• [What is being asked]
Hand back all of the records exactly as they read.

• [Data extract]
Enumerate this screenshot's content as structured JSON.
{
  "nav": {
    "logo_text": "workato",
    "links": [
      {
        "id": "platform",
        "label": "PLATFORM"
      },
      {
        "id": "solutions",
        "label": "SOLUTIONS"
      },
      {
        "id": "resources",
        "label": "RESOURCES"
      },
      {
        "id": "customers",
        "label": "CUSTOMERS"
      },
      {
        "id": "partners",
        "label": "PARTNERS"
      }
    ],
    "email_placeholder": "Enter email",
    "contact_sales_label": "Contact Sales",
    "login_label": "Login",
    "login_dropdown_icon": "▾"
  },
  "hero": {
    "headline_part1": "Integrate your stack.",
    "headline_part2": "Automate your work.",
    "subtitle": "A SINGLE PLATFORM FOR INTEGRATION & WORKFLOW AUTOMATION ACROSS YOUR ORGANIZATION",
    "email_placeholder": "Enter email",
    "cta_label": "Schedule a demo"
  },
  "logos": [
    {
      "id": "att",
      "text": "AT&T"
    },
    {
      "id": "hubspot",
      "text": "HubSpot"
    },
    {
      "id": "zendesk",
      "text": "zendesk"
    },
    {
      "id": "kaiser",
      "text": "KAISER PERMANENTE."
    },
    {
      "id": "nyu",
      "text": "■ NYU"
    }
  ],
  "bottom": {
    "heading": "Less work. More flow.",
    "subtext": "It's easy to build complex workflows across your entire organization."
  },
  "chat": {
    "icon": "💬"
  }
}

• [Exercise solution]
Enumerate this screenshot's content as structured JSON.
{
  "nav": {
    "logo_text": "workato",
    "links": [
      {
        "id": "platform",
        "label": "PLATFORM"
      },
      {
        "id": "solutions",
        "label": "SOLUTIONS"
      },
      {
        "id": "resources",
        "label": "RESOURCES"
      },
      {
        "id": "customers",
        "label": "CUSTOMERS"
      },
      {
        "id": "partners",
        "label": "PARTNERS"
      }
    ],
    "email_placeholder": "Enter email",
    "contact_sales_label": "Contact Sales",
    "login_label": "Login",
    "login_dropdown_icon": "▾"
  },
  "hero": {
    "headline_part1": "Integrate your stack.",
    "headline_part2": "Automate your work.",
    "subtitle": "A SINGLE PLATFORM FOR INTEGRATION & WORKFLOW AUTOMATION ACROSS YOUR ORGANIZATION",
    "email_placeholder": "Enter email",
    "cta_label": "Schedule a demo"
  },
  "logos": [
    {
      "id": "att",
      "text": "AT&T"
    },
    {
      "id": "hubspot",
      "text": "HubSpot"
    },
    {
      "id": "zendesk",
      "text": "zendesk"
    },
    {
      "id": "kaiser",
      "text": "KAISER PERMANENTE."
    },
    {
      "id": "nyu",
      "text": "■ NYU"
    }
  ],
  "bottom": {
    "heading": "Less work. More flow.",
    "subtext": "It's easy to build complex workflows across your entire organization."
  },
  "chat": {
    "icon": "💬"
  }
}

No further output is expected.